Problem statement ::
In the records below, find each line containing the word "Фильтрующий" and copy it.
==========
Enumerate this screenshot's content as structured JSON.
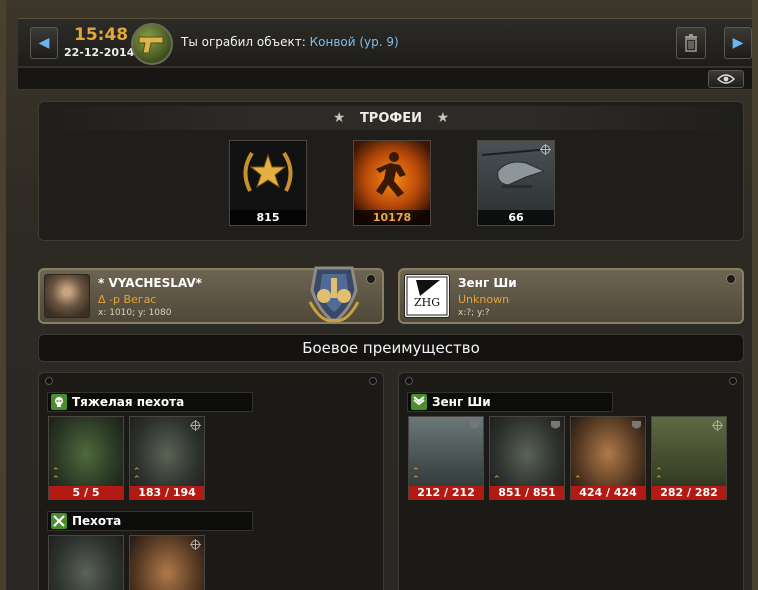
{
  "header": {
    "time": "15:48",
    "date": "22-12-2014",
    "event_text": "Ты ограбил объект:",
    "event_link": "Конвой (ур. 9)",
    "prev_icon": "chevron-left-icon",
    "next_icon": "chevron-right-icon",
    "delete_icon": "trash-icon",
    "visibility_icon": "eye-icon"
  },
  "trophies": {
    "title": "ТРОФЕИ",
    "items": [
      {
        "icon": "laurel-star-icon",
        "count": "815"
      },
      {
        "icon": "running-soldier-icon",
        "count": "10178"
      },
      {
        "icon": "helicopter-icon",
        "count": "66"
      }
    ]
  },
  "players": {
    "attacker": {
      "name": "* VYACHESLAV*",
      "location": "Δ -р Вегас",
      "coords": "x: 1010; y: 1080"
    },
    "defender": {
      "name": "Зенг Ши",
      "location": "Unknown",
      "coords": "x:?; y:?",
      "avatar_text": "ZHG"
    }
  },
  "advantage": "Боевое преимущество",
  "armies": {
    "left": {
      "groups": [
        {
          "title": "Тяжелая пехота",
          "icon": "skull-icon",
          "units": [
            {
              "hp": "5 / 5",
              "type": "heavy"
            },
            {
              "hp": "183 / 194",
              "type": "soldier"
            }
          ]
        },
        {
          "title": "Пехота",
          "icon": "crossed-rifles-icon",
          "units": [
            {
              "hp": "",
              "type": "soldier"
            },
            {
              "hp": "",
              "type": "desert"
            }
          ]
        }
      ]
    },
    "right": {
      "groups": [
        {
          "title": "Зенг Ши",
          "icon": "rank-chevron-icon",
          "units": [
            {
              "hp": "212 / 212",
              "type": "heli"
            },
            {
              "hp": "851 / 851",
              "type": "soldier"
            },
            {
              "hp": "424 / 424",
              "type": "desert"
            },
            {
              "hp": "282 / 282",
              "type": "jeep"
            }
          ]
        }
      ]
    }
  },
  "colors": {
    "accent_gold": "#e0a838",
    "link_blue": "#7fbde8",
    "hp_red": "#b41a14",
    "group_green": "#4b8e2f"
  }
}
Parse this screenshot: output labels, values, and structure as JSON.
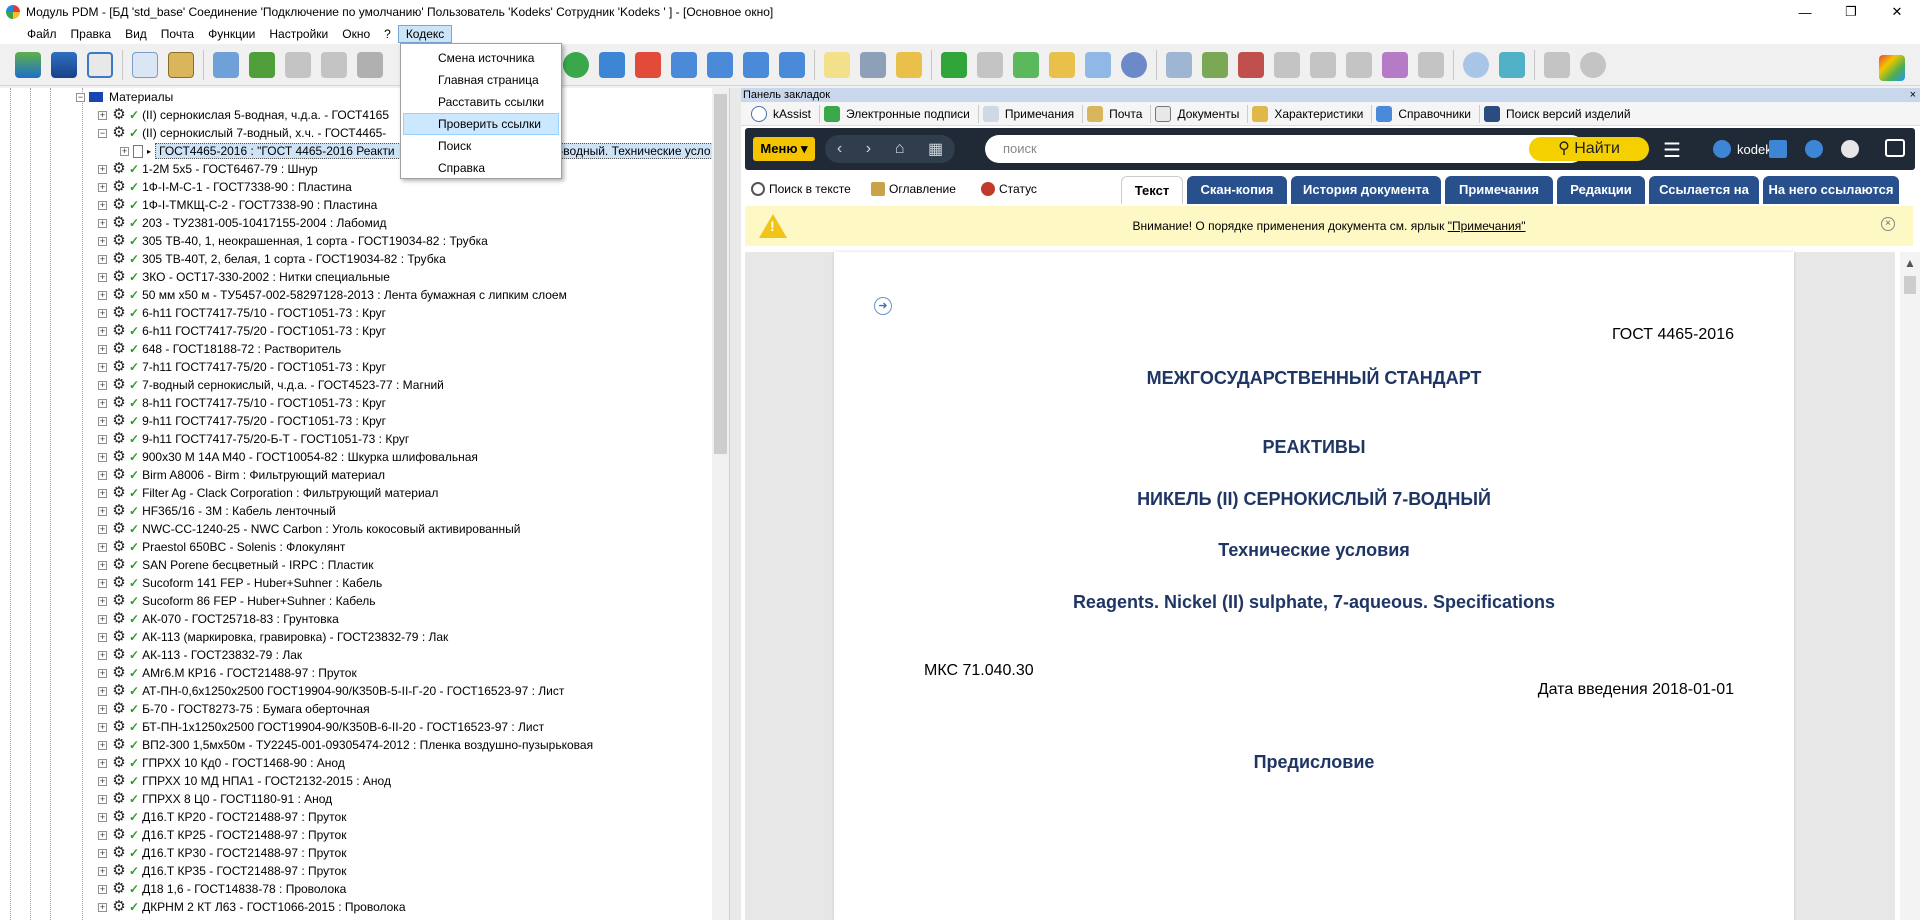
{
  "window": {
    "title": "Модуль PDM - [БД 'std_base' Соединение 'Подключение по умолчанию' Пользователь 'Kodeks' Сотрудник 'Kodeks ' ] - [Основное окно]",
    "min": "—",
    "max": "❐",
    "close": "✕"
  },
  "menubar": [
    "Файл",
    "Правка",
    "Вид",
    "Почта",
    "Функции",
    "Настройки",
    "Окно",
    "?",
    "Кодекс"
  ],
  "dropdown": [
    "Смена источника",
    "Главная страница",
    "Расставить ссылки",
    "Проверить ссылки",
    "Поиск",
    "Справка"
  ],
  "tree": {
    "root": "Материалы",
    "top_items": [
      "(II) сернокислая 5-водная, ч.д.а. - ГОСТ4165",
      "(II) сернокислый 7-водный, х.ч. - ГОСТ4465-"
    ],
    "selected": "ГОСТ4465-2016 : \"ГОСТ 4465-2016 Реакти",
    "selected_tail": "7-водный. Технические усло",
    "items": [
      "1-2М 5х5 - ГОСТ6467-79 : Шнур",
      "1Ф-I-М-С-1 - ГОСТ7338-90 : Пластина",
      "1Ф-I-ТМКЩ-С-2 - ГОСТ7338-90 : Пластина",
      "203 - ТУ2381-005-10417155-2004 : Лабомид",
      "305 ТВ-40, 1, неокрашенная, 1 сорта - ГОСТ19034-82 : Трубка",
      "305 ТВ-40Т, 2, белая, 1 сорта - ГОСТ19034-82 : Трубка",
      "ЗКО - ОСТ17-330-2002 : Нитки специальные",
      "50 мм х50 м - ТУ5457-002-58297128-2013 : Лента бумажная с липким слоем",
      "6-h11 ГОСТ7417-75/10 - ГОСТ1051-73 : Круг",
      "6-h11 ГОСТ7417-75/20 - ГОСТ1051-73 : Круг",
      "648 - ГОСТ18188-72 : Растворитель",
      "7-h11 ГОСТ7417-75/20 - ГОСТ1051-73 : Круг",
      "7-водный сернокислый, ч.д.а. - ГОСТ4523-77 : Магний",
      "8-h11 ГОСТ7417-75/10 - ГОСТ1051-73 : Круг",
      "9-h11 ГОСТ7417-75/20 - ГОСТ1051-73 : Круг",
      "9-h11 ГОСТ7417-75/20-Б-Т - ГОСТ1051-73 : Круг",
      "900х30 M 14A M40 - ГОСТ10054-82 : Шкурка шлифовальная",
      "Birm A8006 - Birm : Фильтрующий материал",
      "Filter Ag - Clack Corporation : Фильтрующий материал",
      "HF365/16 - 3M : Кабель ленточный",
      "NWC-CC-1240-25 - NWC Carbon : Уголь кокосовый активированный",
      "Praestol 650BC - Solenis : Флокулянт",
      "SAN Porene бесцветный - IRPC : Пластик",
      "Sucoform 141 FEP - Huber+Suhner : Кабель",
      "Sucoform 86 FEP - Huber+Suhner : Кабель",
      "АК-070 - ГОСТ25718-83 : Грунтовка",
      "АК-113 (маркировка, гравировка) - ГОСТ23832-79 : Лак",
      "АК-113 - ГОСТ23832-79 : Лак",
      "АМг6.М КР16 - ГОСТ21488-97 : Пруток",
      "АТ-ПН-0,6х1250х2500 ГОСТ19904-90/К350В-5-II-Г-20 - ГОСТ16523-97 : Лист",
      "Б-70 - ГОСТ8273-75 : Бумага оберточная",
      "БТ-ПН-1х1250х2500 ГОСТ19904-90/К350В-6-II-20 - ГОСТ16523-97 : Лист",
      "ВП2-300 1,5мх50м - ТУ2245-001-09305474-2012 : Пленка воздушно-пузырьковая",
      "ГПРХХ 10 Кд0 - ГОСТ1468-90 : Анод",
      "ГПРХХ 10 МД НПА1 - ГОСТ2132-2015 : Анод",
      "ГПРХХ 8 Ц0 - ГОСТ1180-91 : Анод",
      "Д16.Т КР20 - ГОСТ21488-97 : Пруток",
      "Д16.Т КР25 - ГОСТ21488-97 : Пруток",
      "Д16.Т КР30 - ГОСТ21488-97 : Пруток",
      "Д16.Т КР35 - ГОСТ21488-97 : Пруток",
      "Д18 1,6 - ГОСТ14838-78 : Проволока",
      "ДКРНМ 2 КТ Л63 - ГОСТ1066-2015 : Проволока"
    ]
  },
  "panel": {
    "title": "Панель закладок",
    "close": "×",
    "bookmarks": [
      "kAssist",
      "Электронные подписи",
      "Примечания",
      "Почта",
      "Документы",
      "Характеристики",
      "Справочники",
      "Поиск версий изделий"
    ]
  },
  "kodeks": {
    "menu": "Меню ▾",
    "search_placeholder": "поиск",
    "find": "Найти",
    "user": "kodeks"
  },
  "doc_tools": [
    "Поиск в тексте",
    "Оглавление",
    "Статус"
  ],
  "doc_tabs": [
    "Текст",
    "Скан-копия",
    "История документа",
    "Примечания",
    "Редакции",
    "Ссылается на",
    "На него ссылаются"
  ],
  "notice": {
    "text": "Внимание! О порядке применения документа см. ярлык ",
    "link": "\"Примечания\""
  },
  "document": {
    "code": "ГОСТ 4465-2016",
    "h1": "МЕЖГОСУДАРСТВЕННЫЙ СТАНДАРТ",
    "h2": "РЕАКТИВЫ",
    "h3": "НИКЕЛЬ (II) СЕРНОКИСЛЫЙ 7-ВОДНЫЙ",
    "h4": "Технические условия",
    "h5": "Reagents. Nickel (II) sulphate, 7-aqueous. Specifications",
    "mks": "МКС 71.040.30",
    "date": "Дата введения 2018-01-01",
    "preface": "Предисловие"
  }
}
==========
Answer box ::
      "Birm A8006 - Birm : Фильтрующий материал",
      "Filter Ag - Clack Corporation : Фильтрующий материал",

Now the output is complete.